Human Expansion Across Solar System

On this day in 1972, two NASA astronauts landed on the Moon. Now, 45 years later, we have been instructed to return to the lunar surface.

Today at the White House, President Trump signed the Space Policy Directive 1, a change in national space policy that provides for a U.S.-led program with private sector partners for a human return to the Moon, followed by missions to Mars and beyond.

Among other dignitaries on hand for the signing, were NASA astronauts Sen. Harrison “Jack” Schmitt, Buzz Aldrin, Peggy Whitson and Christina Koch.

Schmitt landed on the moon 45 years to the minute that the policy directive was signed as part of our Apollo 17 mission, and is the most recent living person to have set foot on our lunar neighbor. 

Above, at the signing ceremony instructing us to send humans back to the lunar surface, Schmitt shows First Daughter Ivanka Trump the Moon sample he collected in 1972.

The effort signed today will more effectively organize government, private industry and international efforts toward returning humans on the Moon, and will lay the foundation that will eventually enable human exploration of Mars.

To learn more, visit: https://www.nasa.gov/press-release/new-space-policy-directive-calls-for-human-expansion-across-solar-system

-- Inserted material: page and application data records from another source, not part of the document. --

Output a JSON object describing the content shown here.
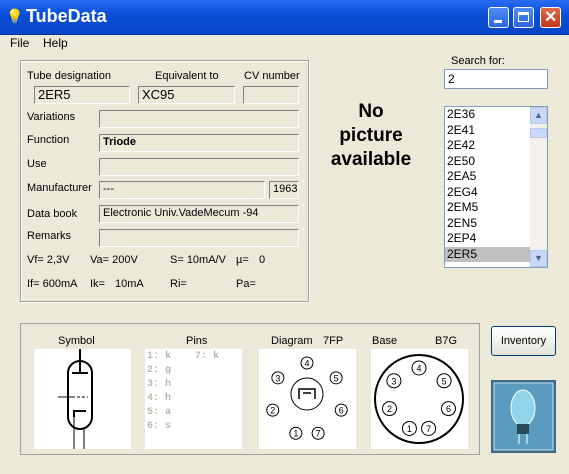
{
  "window": {
    "title": "TubeData"
  },
  "menu": {
    "file": "File",
    "help": "Help"
  },
  "fields": {
    "tube_designation_label": "Tube designation",
    "equivalent_label": "Equivalent to",
    "cv_label": "CV number",
    "tube_designation": "2ER5",
    "equivalent": "XC95",
    "cv_number": "",
    "variations_label": "Variations",
    "variations": "",
    "function_label": "Function",
    "function": "Triode",
    "use_label": "Use",
    "use": "",
    "manufacturer_label": "Manufacturer",
    "manufacturer": "---",
    "year": "1963",
    "databook_label": "Data book",
    "databook": "Electronic Univ.VadeMecum -94",
    "remarks_label": "Remarks",
    "remarks": ""
  },
  "params": {
    "vf": "Vf= 2,3V",
    "va": "Va= 200V",
    "s": "S= 10mA/V",
    "mu": "µ=",
    "mu_val": "0",
    "if": "If= 600mA",
    "ik": "Ik=",
    "ik_val": "10mA",
    "ri": "Ri=",
    "pa": "Pa="
  },
  "picture": {
    "line1": "No",
    "line2": "picture",
    "line3": "available"
  },
  "search": {
    "label": "Search for:",
    "value": "2"
  },
  "list": [
    "2E36",
    "2E41",
    "2E42",
    "2E50",
    "2EA5",
    "2EG4",
    "2EM5",
    "2EN5",
    "2EP4",
    "2ER5"
  ],
  "selected": "2ER5",
  "bottom": {
    "symbol": "Symbol",
    "pins": "Pins",
    "diagram": "Diagram",
    "diagram_code": "7FP",
    "base": "Base",
    "base_code": "B7G",
    "pin_list_left": [
      "1: k",
      "2: g",
      "3: h",
      "4: h",
      "5: a",
      "6: s"
    ],
    "pin_list_right": [
      "7: k"
    ]
  },
  "inventory": "Inventory",
  "diagram_pins": [
    "1",
    "2",
    "3",
    "4",
    "5",
    "6",
    "7"
  ],
  "base_pins": [
    "1",
    "2",
    "3",
    "4",
    "5",
    "6",
    "7"
  ]
}
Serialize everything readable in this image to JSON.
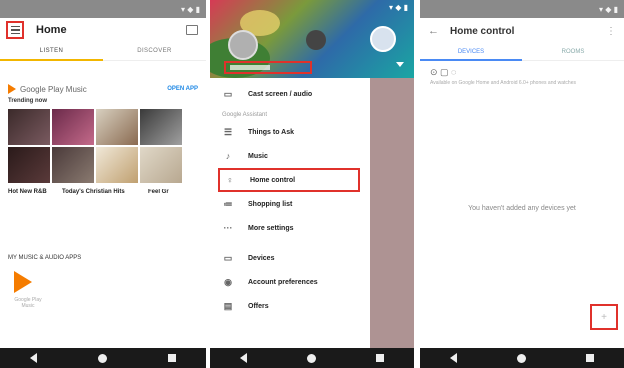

Make sure to follow us on Tumblr for your regular dose of space: http://nasa.tumblr.com.